[Instructions to follow]: The entries below should appear again in your reply, word for word.
** Opening Task data block **
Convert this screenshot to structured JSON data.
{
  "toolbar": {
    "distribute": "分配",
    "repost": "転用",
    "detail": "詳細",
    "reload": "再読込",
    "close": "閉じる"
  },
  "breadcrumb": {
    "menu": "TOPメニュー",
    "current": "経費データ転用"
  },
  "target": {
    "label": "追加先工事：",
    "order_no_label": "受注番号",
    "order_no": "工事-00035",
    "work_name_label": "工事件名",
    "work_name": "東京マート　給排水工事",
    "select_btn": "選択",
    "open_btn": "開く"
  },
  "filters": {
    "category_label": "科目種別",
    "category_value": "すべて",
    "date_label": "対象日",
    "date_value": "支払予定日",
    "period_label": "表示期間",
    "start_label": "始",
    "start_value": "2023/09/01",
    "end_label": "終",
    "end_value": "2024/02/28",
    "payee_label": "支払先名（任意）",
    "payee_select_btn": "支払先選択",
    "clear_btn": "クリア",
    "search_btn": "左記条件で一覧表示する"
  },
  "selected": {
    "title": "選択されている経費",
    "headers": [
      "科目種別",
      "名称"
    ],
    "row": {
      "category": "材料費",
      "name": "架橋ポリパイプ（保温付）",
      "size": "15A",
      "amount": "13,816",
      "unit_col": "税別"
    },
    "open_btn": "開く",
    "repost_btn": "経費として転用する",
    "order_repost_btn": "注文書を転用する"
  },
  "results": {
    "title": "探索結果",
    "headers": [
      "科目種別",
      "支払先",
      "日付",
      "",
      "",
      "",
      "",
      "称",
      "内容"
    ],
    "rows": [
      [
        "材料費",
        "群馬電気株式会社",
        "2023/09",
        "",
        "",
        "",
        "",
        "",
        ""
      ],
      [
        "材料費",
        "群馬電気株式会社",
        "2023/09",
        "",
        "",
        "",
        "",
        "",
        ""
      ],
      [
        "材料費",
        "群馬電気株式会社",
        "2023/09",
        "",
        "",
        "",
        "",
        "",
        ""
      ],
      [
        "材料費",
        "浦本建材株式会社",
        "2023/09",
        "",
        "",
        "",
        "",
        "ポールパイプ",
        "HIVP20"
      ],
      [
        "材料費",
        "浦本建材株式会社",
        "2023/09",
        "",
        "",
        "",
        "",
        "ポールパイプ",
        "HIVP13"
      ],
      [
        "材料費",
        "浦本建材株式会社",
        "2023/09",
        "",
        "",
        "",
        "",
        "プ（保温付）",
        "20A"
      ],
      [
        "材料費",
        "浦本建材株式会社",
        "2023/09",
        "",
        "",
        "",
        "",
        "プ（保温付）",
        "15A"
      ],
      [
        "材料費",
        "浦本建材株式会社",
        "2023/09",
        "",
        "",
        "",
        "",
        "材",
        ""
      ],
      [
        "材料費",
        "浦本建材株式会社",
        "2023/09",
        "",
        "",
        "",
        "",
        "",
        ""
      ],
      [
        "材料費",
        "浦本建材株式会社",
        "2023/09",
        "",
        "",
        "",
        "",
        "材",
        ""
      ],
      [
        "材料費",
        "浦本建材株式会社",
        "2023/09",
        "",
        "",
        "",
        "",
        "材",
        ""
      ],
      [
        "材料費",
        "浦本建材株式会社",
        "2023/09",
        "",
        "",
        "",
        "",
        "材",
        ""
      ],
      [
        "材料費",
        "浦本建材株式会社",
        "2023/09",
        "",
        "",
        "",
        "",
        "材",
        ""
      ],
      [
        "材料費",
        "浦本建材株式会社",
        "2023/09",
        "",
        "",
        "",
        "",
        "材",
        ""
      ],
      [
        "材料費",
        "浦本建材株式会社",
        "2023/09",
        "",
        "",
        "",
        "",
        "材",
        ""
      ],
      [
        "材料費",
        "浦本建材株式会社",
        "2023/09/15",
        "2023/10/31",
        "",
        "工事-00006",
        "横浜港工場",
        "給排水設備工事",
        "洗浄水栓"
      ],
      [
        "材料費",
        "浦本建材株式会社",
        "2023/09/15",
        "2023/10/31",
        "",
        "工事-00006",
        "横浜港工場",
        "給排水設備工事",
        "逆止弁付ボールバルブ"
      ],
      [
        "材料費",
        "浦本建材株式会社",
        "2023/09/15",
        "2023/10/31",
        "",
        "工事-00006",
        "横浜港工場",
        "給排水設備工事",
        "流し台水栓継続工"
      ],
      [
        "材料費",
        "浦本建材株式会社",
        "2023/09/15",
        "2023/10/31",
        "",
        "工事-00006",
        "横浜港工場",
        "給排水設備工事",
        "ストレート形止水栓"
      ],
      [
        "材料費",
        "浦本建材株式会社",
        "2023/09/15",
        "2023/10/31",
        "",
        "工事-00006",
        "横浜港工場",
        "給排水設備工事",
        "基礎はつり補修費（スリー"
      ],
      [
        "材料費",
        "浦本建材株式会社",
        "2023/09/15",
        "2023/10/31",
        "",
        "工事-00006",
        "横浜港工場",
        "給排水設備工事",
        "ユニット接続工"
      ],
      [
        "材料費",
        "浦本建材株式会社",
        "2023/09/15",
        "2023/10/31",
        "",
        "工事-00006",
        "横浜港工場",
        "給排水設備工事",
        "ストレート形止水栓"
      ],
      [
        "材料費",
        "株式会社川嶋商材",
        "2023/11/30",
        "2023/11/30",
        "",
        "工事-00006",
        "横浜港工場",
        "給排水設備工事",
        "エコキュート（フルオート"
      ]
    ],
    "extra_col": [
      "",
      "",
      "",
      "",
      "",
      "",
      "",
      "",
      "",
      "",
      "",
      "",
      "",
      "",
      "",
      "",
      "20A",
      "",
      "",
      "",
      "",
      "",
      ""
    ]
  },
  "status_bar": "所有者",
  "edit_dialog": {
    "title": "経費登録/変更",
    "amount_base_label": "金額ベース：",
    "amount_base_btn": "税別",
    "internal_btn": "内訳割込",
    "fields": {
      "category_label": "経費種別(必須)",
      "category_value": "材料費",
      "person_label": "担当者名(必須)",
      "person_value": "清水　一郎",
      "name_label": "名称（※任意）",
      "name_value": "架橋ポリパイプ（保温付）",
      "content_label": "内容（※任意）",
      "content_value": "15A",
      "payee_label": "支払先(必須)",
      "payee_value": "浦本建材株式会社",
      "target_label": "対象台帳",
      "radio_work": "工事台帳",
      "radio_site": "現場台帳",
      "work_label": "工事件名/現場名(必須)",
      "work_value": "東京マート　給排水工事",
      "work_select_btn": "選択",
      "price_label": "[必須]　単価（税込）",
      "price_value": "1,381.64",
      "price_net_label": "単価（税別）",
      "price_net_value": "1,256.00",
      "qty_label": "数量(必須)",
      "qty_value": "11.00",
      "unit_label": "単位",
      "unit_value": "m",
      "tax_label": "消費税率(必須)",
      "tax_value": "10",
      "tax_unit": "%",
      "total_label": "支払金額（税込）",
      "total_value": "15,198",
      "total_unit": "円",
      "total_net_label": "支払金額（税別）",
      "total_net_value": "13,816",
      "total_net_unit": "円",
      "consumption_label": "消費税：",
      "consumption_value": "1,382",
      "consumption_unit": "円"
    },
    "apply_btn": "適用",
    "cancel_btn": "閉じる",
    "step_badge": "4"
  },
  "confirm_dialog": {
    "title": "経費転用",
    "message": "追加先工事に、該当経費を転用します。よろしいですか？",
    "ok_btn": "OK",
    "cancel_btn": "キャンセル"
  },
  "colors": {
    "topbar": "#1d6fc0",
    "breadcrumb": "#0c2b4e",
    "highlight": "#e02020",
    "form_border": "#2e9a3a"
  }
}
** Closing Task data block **
[Answer to this task]:
Convert this screenshot to structured JSON data.
{
  "toolbar": {
    "distribute": "分配",
    "repost": "転用",
    "detail": "詳細",
    "reload": "再読込",
    "close": "閉じる"
  },
  "breadcrumb": {
    "menu": "TOPメニュー",
    "current": "経費データ転用"
  },
  "target": {
    "label": "追加先工事：",
    "order_no_label": "受注番号",
    "order_no": "工事-00035",
    "work_name_label": "工事件名",
    "work_name": "東京マート　給排水工事",
    "select_btn": "選択",
    "open_btn": "開く"
  },
  "filters": {
    "category_label": "科目種別",
    "category_value": "すべて",
    "date_label": "対象日",
    "date_value": "支払予定日",
    "period_label": "表示期間",
    "start_label": "始",
    "start_value": "2023/09/01",
    "end_label": "終",
    "end_value": "2024/02/28",
    "payee_label": "支払先名（任意）",
    "payee_select_btn": "支払先選択",
    "clear_btn": "クリア",
    "search_btn": "左記条件で一覧表示する"
  },
  "selected": {
    "title": "選択されている経費",
    "headers": [
      "科目種別",
      "名称"
    ],
    "row": {
      "category": "材料費",
      "name": "架橋ポリパイプ（保温付）",
      "size": "15A",
      "amount": "13,816",
      "unit_col": "税別"
    },
    "open_btn": "開く",
    "repost_btn": "経費として転用する",
    "order_repost_btn": "注文書を転用する"
  },
  "results": {
    "title": "探索結果",
    "headers": [
      "科目種別",
      "支払先",
      "日付",
      "",
      "",
      "",
      "",
      "称",
      "内容"
    ],
    "rows": [
      [
        "材料費",
        "群馬電気株式会社",
        "2023/09",
        "",
        "",
        "",
        "",
        "",
        ""
      ],
      [
        "材料費",
        "群馬電気株式会社",
        "2023/09",
        "",
        "",
        "",
        "",
        "",
        ""
      ],
      [
        "材料費",
        "群馬電気株式会社",
        "2023/09",
        "",
        "",
        "",
        "",
        "",
        ""
      ],
      [
        "材料費",
        "浦本建材株式会社",
        "2023/09",
        "",
        "",
        "",
        "",
        "ポールパイプ",
        "HIVP20"
      ],
      [
        "材料費",
        "浦本建材株式会社",
        "2023/09",
        "",
        "",
        "",
        "",
        "ポールパイプ",
        "HIVP13"
      ],
      [
        "材料費",
        "浦本建材株式会社",
        "2023/09",
        "",
        "",
        "",
        "",
        "プ（保温付）",
        "20A"
      ],
      [
        "材料費",
        "浦本建材株式会社",
        "2023/09",
        "",
        "",
        "",
        "",
        "プ（保温付）",
        "15A"
      ],
      [
        "材料費",
        "浦本建材株式会社",
        "2023/09",
        "",
        "",
        "",
        "",
        "材",
        ""
      ],
      [
        "材料費",
        "浦本建材株式会社",
        "2023/09",
        "",
        "",
        "",
        "",
        "",
        ""
      ],
      [
        "材料費",
        "浦本建材株式会社",
        "2023/09",
        "",
        "",
        "",
        "",
        "材",
        ""
      ],
      [
        "材料費",
        "浦本建材株式会社",
        "2023/09",
        "",
        "",
        "",
        "",
        "材",
        ""
      ],
      [
        "材料費",
        "浦本建材株式会社",
        "2023/09",
        "",
        "",
        "",
        "",
        "材",
        ""
      ],
      [
        "材料費",
        "浦本建材株式会社",
        "2023/09",
        "",
        "",
        "",
        "",
        "材",
        ""
      ],
      [
        "材料費",
        "浦本建材株式会社",
        "2023/09",
        "",
        "",
        "",
        "",
        "材",
        ""
      ],
      [
        "材料費",
        "浦本建材株式会社",
        "2023/09",
        "",
        "",
        "",
        "",
        "材",
        ""
      ],
      [
        "材料費",
        "浦本建材株式会社",
        "2023/09/15",
        "2023/10/31",
        "",
        "工事-00006",
        "横浜港工場",
        "給排水設備工事",
        "洗浄水栓"
      ],
      [
        "材料費",
        "浦本建材株式会社",
        "2023/09/15",
        "2023/10/31",
        "",
        "工事-00006",
        "横浜港工場",
        "給排水設備工事",
        "逆止弁付ボールバルブ"
      ],
      [
        "材料費",
        "浦本建材株式会社",
        "2023/09/15",
        "2023/10/31",
        "",
        "工事-00006",
        "横浜港工場",
        "給排水設備工事",
        "流し台水栓継続工"
      ],
      [
        "材料費",
        "浦本建材株式会社",
        "2023/09/15",
        "2023/10/31",
        "",
        "工事-00006",
        "横浜港工場",
        "給排水設備工事",
        "ストレート形止水栓"
      ],
      [
        "材料費",
        "浦本建材株式会社",
        "2023/09/15",
        "2023/10/31",
        "",
        "工事-00006",
        "横浜港工場",
        "給排水設備工事",
        "基礎はつり補修費（スリー"
      ],
      [
        "材料費",
        "浦本建材株式会社",
        "2023/09/15",
        "2023/10/31",
        "",
        "工事-00006",
        "横浜港工場",
        "給排水設備工事",
        "ユニット接続工"
      ],
      [
        "材料費",
        "浦本建材株式会社",
        "2023/09/15",
        "2023/10/31",
        "",
        "工事-00006",
        "横浜港工場",
        "給排水設備工事",
        "ストレート形止水栓"
      ],
      [
        "材料費",
        "株式会社川嶋商材",
        "2023/11/30",
        "2023/11/30",
        "",
        "工事-00006",
        "横浜港工場",
        "給排水設備工事",
        "エコキュート（フルオート"
      ]
    ],
    "extra_col": [
      "",
      "",
      "",
      "",
      "",
      "",
      "",
      "",
      "",
      "",
      "",
      "",
      "",
      "",
      "",
      "",
      "20A",
      "",
      "",
      "",
      "",
      "",
      ""
    ]
  },
  "status_bar": "所有者",
  "edit_dialog": {
    "title": "経費登録/変更",
    "amount_base_label": "金額ベース：",
    "amount_base_btn": "税別",
    "internal_btn": "内訳割込",
    "fields": {
      "category_label": "経費種別(必須)",
      "category_value": "材料費",
      "person_label": "担当者名(必須)",
      "person_value": "清水　一郎",
      "name_label": "名称（※任意）",
      "name_value": "架橋ポリパイプ（保温付）",
      "content_label": "内容（※任意）",
      "content_value": "15A",
      "payee_label": "支払先(必須)",
      "payee_value": "浦本建材株式会社",
      "target_label": "対象台帳",
      "radio_work": "工事台帳",
      "radio_site": "現場台帳",
      "work_label": "工事件名/現場名(必須)",
      "work_value": "東京マート　給排水工事",
      "work_select_btn": "選択",
      "price_label": "[必須]　単価（税込）",
      "price_value": "1,381.64",
      "price_net_label": "単価（税別）",
      "price_net_value": "1,256.00",
      "qty_label": "数量(必須)",
      "qty_value": "11.00",
      "unit_label": "単位",
      "unit_value": "m",
      "tax_label": "消費税率(必須)",
      "tax_value": "10",
      "tax_unit": "%",
      "total_label": "支払金額（税込）",
      "total_value": "15,198",
      "total_unit": "円",
      "total_net_label": "支払金額（税別）",
      "total_net_value": "13,816",
      "total_net_unit": "円",
      "consumption_label": "消費税：",
      "consumption_value": "1,382",
      "consumption_unit": "円"
    },
    "apply_btn": "適用",
    "cancel_btn": "閉じる",
    "step_badge": "4"
  },
  "confirm_dialog": {
    "title": "経費転用",
    "message": "追加先工事に、該当経費を転用します。よろしいですか？",
    "ok_btn": "OK",
    "cancel_btn": "キャンセル"
  },
  "colors": {
    "topbar": "#1d6fc0",
    "breadcrumb": "#0c2b4e",
    "highlight": "#e02020",
    "form_border": "#2e9a3a"
  }
}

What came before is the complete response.